They also drive disparities in the technologies we use in the housing and financial sectors. Algorithmic models often mirror, and in some cases amplify, the bias and inequities manifest in our society.
Listen to Massachusetts Congresswoman Ayanna Pressley talk about her experience with being unbanked in an exchange with NFHA’s CEO, Lisa Rice, during a Congressional hearing on credit access issues.
The U.S. has a dual credit market driven by centuries of discriminatory policies and practices
The graphic below illustrates this concept with safer, more regulated financial institutions reflected on the blue side and non-traditional, poorly regulated and often less safe financial institutions reflected on the tan side of the graphic. NFHA promotes policies, like preserving the disparate impact tool, that expand credit access in the financial mainstream (the blue side of the graphic) because accessing credit in this space yields financial opportunities that inure to the benefit of the consumer and society. Unfortunately, borrowers who access credit with subprime or non-traditional lenders often get trapped and find it extremely difficult to access credit from mainstream lenders. One reason is because some credit scoring systems ding borrowers who access credit from high-cost or finance company lenders – even if the borrower always pays her bill on time.
The dual credit market drives disparate and discriminatory outcomes
Many alternative financial services providers (the tan side of the graphic) do not report positive credit payments to credit reporting agencies. This means that consumers who access credit from the fringe market typically will not gain the benefit of making positive payments because other creditors cannot see that positive payment history. But consumers who access credit from the financial mainstream typically gain positive benefits by having their timely payments reported. The ability to access credit from financial institutions who will report timely payments to credit reporting agencies is so important because this information is used to enable consumers to develop and build solid credit scores.
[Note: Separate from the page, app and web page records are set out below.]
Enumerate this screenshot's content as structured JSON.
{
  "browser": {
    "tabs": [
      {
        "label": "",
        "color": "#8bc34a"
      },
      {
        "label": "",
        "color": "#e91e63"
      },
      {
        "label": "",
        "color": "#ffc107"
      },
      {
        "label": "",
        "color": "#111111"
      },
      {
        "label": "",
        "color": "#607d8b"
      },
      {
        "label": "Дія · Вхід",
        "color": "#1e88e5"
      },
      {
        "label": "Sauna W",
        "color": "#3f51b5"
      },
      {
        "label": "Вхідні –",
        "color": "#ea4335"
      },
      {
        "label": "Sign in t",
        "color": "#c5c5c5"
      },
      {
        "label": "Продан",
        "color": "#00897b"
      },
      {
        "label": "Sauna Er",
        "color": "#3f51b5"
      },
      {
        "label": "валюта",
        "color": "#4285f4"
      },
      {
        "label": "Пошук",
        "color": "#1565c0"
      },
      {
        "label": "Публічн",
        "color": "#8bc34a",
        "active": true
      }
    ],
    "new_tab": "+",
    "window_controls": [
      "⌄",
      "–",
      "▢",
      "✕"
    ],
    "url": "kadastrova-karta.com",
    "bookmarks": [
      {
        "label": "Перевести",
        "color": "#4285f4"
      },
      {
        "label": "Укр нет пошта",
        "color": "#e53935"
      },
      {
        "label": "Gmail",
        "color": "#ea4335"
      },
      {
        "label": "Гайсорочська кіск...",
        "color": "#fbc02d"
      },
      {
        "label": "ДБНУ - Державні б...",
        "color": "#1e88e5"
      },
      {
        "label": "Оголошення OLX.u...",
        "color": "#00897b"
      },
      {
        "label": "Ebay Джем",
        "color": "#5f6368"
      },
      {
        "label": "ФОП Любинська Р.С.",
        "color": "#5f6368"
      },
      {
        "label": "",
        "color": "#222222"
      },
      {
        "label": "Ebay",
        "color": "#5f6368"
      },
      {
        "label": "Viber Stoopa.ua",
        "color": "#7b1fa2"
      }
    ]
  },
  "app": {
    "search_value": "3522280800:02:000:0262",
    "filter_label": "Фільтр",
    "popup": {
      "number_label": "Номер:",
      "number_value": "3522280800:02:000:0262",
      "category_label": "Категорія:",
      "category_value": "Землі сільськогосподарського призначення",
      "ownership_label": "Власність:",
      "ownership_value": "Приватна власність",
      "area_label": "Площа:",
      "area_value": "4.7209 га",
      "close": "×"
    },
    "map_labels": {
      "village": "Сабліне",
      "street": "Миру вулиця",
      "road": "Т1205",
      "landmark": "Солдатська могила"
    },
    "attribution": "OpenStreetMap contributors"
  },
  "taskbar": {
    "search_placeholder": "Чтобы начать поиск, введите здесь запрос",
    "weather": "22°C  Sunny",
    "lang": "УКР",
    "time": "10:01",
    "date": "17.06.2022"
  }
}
Consumers who primarily access credit from the tan side of the graphic are often credit invisible – those who lack sufficient credit data to generate a credit score, and people of color are disproportionately represented among the credit invisible. One reason is that mainstream, traditional lenders have long redlined and abandoned communities of color. This pattern of closing branches is continuing. Even today, banks are closing branches in high-income Black communities at a higher rate than they are closing branches in low-income Non-Black communities. Conversely, non-traditional and alternative financial services providers are hyper-concentrated in communities of color. Thus, institutions that report consumers’ positive credit behavior are sparsely located in Black and Brown neighborhoods while institutions that typically do not report consumers’ positive behavior are highly concentrated in Black and Brown communities. This exacerbates the problem of credit invisibility for Consumers of Color. The graphs below show these trends for Detroit and Houston but they are common throughout the nation.
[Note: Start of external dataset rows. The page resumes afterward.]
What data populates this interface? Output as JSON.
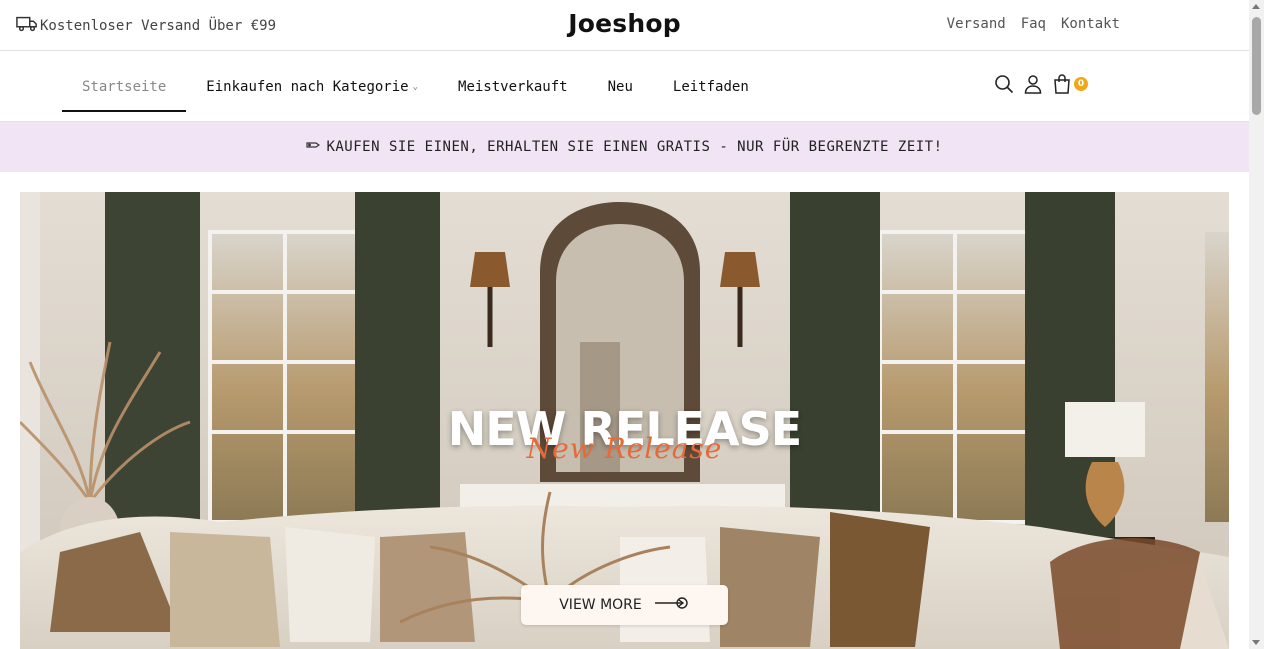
{
  "topbar": {
    "shipping_text": "Kostenloser Versand Über €99",
    "shipping_icon": "truck-icon",
    "logo": "Joeshop",
    "links": [
      "Versand",
      "Faq",
      "Kontakt"
    ]
  },
  "nav": {
    "items": [
      {
        "label": "Startseite",
        "active": true
      },
      {
        "label": "Einkaufen nach Kategorie",
        "has_dropdown": true
      },
      {
        "label": "Meistverkauft"
      },
      {
        "label": "Neu"
      },
      {
        "label": "Leitfaden"
      }
    ],
    "icons": [
      "search-icon",
      "user-icon",
      "cart-icon"
    ],
    "cart_count": "0"
  },
  "announcement": {
    "icon": "sale-tag-icon",
    "text": "KAUFEN SIE EINEN, ERHALTEN SIE EINEN GRATIS - NUR FÜR BEGRENZTE ZEIT!"
  },
  "hero": {
    "title": "NEW RELEASE",
    "script_text": "New Release",
    "button_label": "VIEW MORE",
    "button_icon": "arrow-right-icon"
  },
  "colors": {
    "announcement_bg": "#f1e4f4",
    "accent_script": "#e56a3a",
    "cart_badge": "#f2a71b"
  }
}
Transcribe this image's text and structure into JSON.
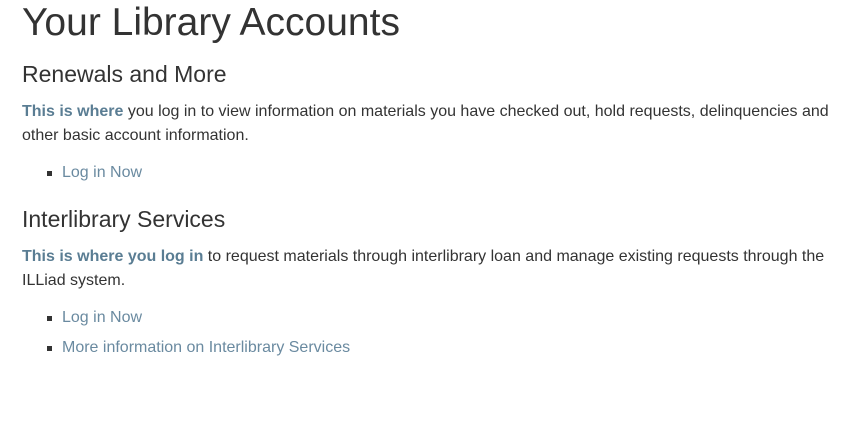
{
  "page_title": "Your Library Accounts",
  "sections": [
    {
      "heading": "Renewals and More",
      "link_text": "This is where",
      "text": " you log in to view information on materials you have checked out, hold requests, delinquencies and other basic account information.",
      "links": [
        "Log in Now"
      ]
    },
    {
      "heading": "Interlibrary Services",
      "link_text": "This is where you log in",
      "text": " to request materials through interlibrary loan and manage existing requests through the ILLiad system.",
      "links": [
        "Log in Now",
        "More information on Interlibrary Services"
      ]
    }
  ],
  "colors": {
    "text": "#333333",
    "link": "#6a8aa0",
    "link_strong": "#5a7d93"
  }
}
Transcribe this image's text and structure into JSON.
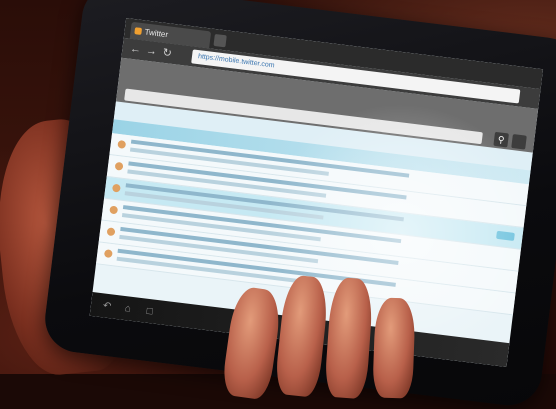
{
  "browser": {
    "tab_title": "Twitter",
    "url": "https://mobile.twitter.com"
  },
  "colors": {
    "screen_bg": "#eaf4f8",
    "header_gray": "#6e6e6e",
    "accent_blue": "#6fc3de",
    "bezel": "#0b0b0e",
    "skin": "#b8604a"
  },
  "icons": {
    "back": "arrow-left-icon",
    "forward": "arrow-right-icon",
    "reload": "reload-icon",
    "search": "search-icon",
    "menu": "menu-icon"
  }
}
As the graphic below illustrates, a lack of access to financial mainstream institutions has led to people of color obtaining credit from alternative financial services providers at much higher levels than their white counterparts.
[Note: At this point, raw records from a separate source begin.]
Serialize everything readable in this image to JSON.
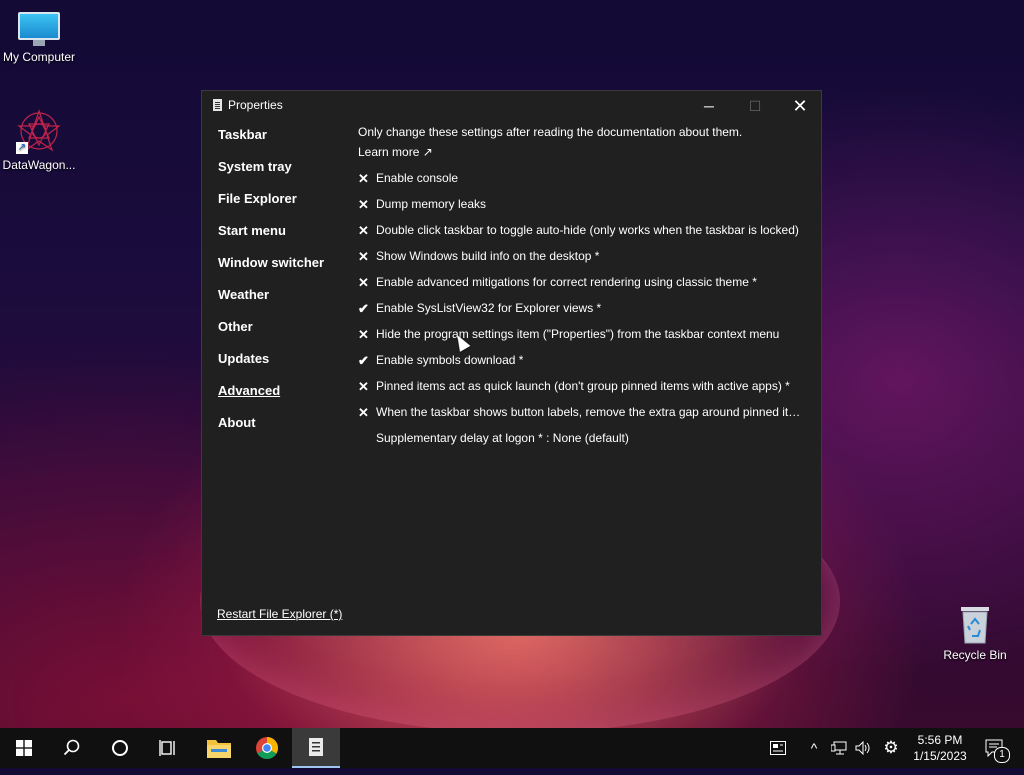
{
  "desktop": {
    "icons": [
      {
        "label": "My Computer"
      },
      {
        "label": "DataWagon..."
      },
      {
        "label": "Recycle Bin"
      }
    ]
  },
  "window": {
    "title": "Properties",
    "controls": {
      "minimize": "─",
      "maximize": "☐",
      "close": "✕"
    },
    "nav": [
      {
        "label": "Taskbar",
        "active": false
      },
      {
        "label": "System tray",
        "active": false
      },
      {
        "label": "File Explorer",
        "active": false
      },
      {
        "label": "Start menu",
        "active": false
      },
      {
        "label": "Window switcher",
        "active": false
      },
      {
        "label": "Weather",
        "active": false
      },
      {
        "label": "Other",
        "active": false
      },
      {
        "label": "Updates",
        "active": false
      },
      {
        "label": "Advanced",
        "active": true
      },
      {
        "label": "About",
        "active": false
      }
    ],
    "intro": "Only change these settings after reading the documentation about them.",
    "learn_more": "Learn more ↗",
    "options": [
      {
        "mark": "✕",
        "checked": false,
        "label": "Enable console"
      },
      {
        "mark": "✕",
        "checked": false,
        "label": "Dump memory leaks"
      },
      {
        "mark": "✕",
        "checked": false,
        "label": "Double click taskbar to toggle auto-hide (only works when the taskbar is locked)"
      },
      {
        "mark": "✕",
        "checked": false,
        "label": "Show Windows build info on the desktop *"
      },
      {
        "mark": "✕",
        "checked": false,
        "label": "Enable advanced mitigations for correct rendering using classic theme *"
      },
      {
        "mark": "✔",
        "checked": true,
        "label": "Enable SysListView32 for Explorer views *"
      },
      {
        "mark": "✕",
        "checked": false,
        "label": "Hide the program settings item (\"Properties\") from the taskbar context menu"
      },
      {
        "mark": "✔",
        "checked": true,
        "label": "Enable symbols download *"
      },
      {
        "mark": "✕",
        "checked": false,
        "label": "Pinned items act as quick launch (don't group pinned items with active apps) *"
      },
      {
        "mark": "✕",
        "checked": false,
        "label": "When the taskbar shows button labels, remove the extra gap around pinned ite..."
      },
      {
        "mark": "",
        "checked": false,
        "label": "Supplementary delay at logon * : None (default)"
      }
    ],
    "restart_link": "Restart File Explorer (*)"
  },
  "taskbar": {
    "start_icon": "windows-start-icon",
    "search_icon": "search-icon",
    "cortana_icon": "cortana-circle-icon",
    "taskview_icon": "task-view-icon",
    "pinned": [
      "file-explorer-icon",
      "chrome-icon",
      "properties-app-icon"
    ],
    "tray": {
      "chevron": "^",
      "network_icon": "network-icon",
      "volume_icon": "volume-icon",
      "settings_icon": "gear-icon",
      "notification_count": "1"
    },
    "time": "5:56 PM",
    "date": "1/15/2023"
  }
}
America’s dual credit market has serious implications for wealth disparities and the racial wealth gap. NFHA is working with a wide range of stakeholders to ensure that everyone has access to quality credit opportunities – free from discrimination – enabling people to develop good credit scores, build wealth for their families and secure their financial futures. We are also working with stakeholders to ensure the technologies used in the housing and financial sectors are fair and don’t result in disparate outcomes for underserved groups. NFHA’s goal is to help all consumers gain better access to the financial mainstream and lenders who offer affordable, quality, sustainable credit. We know that communities without credit are communities without hope. Every community deserves to have access to quality credit. Every community deserves to have hope.
Access to Credit Resources
Read NFHA’s testimony regarding reform of the U.S. credit reporting and credit scoring system at the U.S. House Committee on Financial Services’ hearing – Who’s Keeping Score? Holding Credit Bureaus Accountable and Repairing a Broken System.
- “Missing Credit: How the U.S. Credit System Restricts Access to Consumers of Color”
- Watch our President and CEO testify before the U.S. House Committee on Financial Services about the U.S. credit reporting and scoring system and what must be done to expand access to underserved consumers.
Read NFHA’s comments on the Federal Housing Finance Agency’s Proposed Rule on Validation and Approval of Credit Score Models.
Read about historical and current practices that contribute to America’s dual credit market.
Read comments from NFHA and UnidosUS in response to the Federal Housing Finance Agency’s Request for Information on Credit Scoring.
Read NFHA’s report on the discriminatory effects of some credit scoring systems.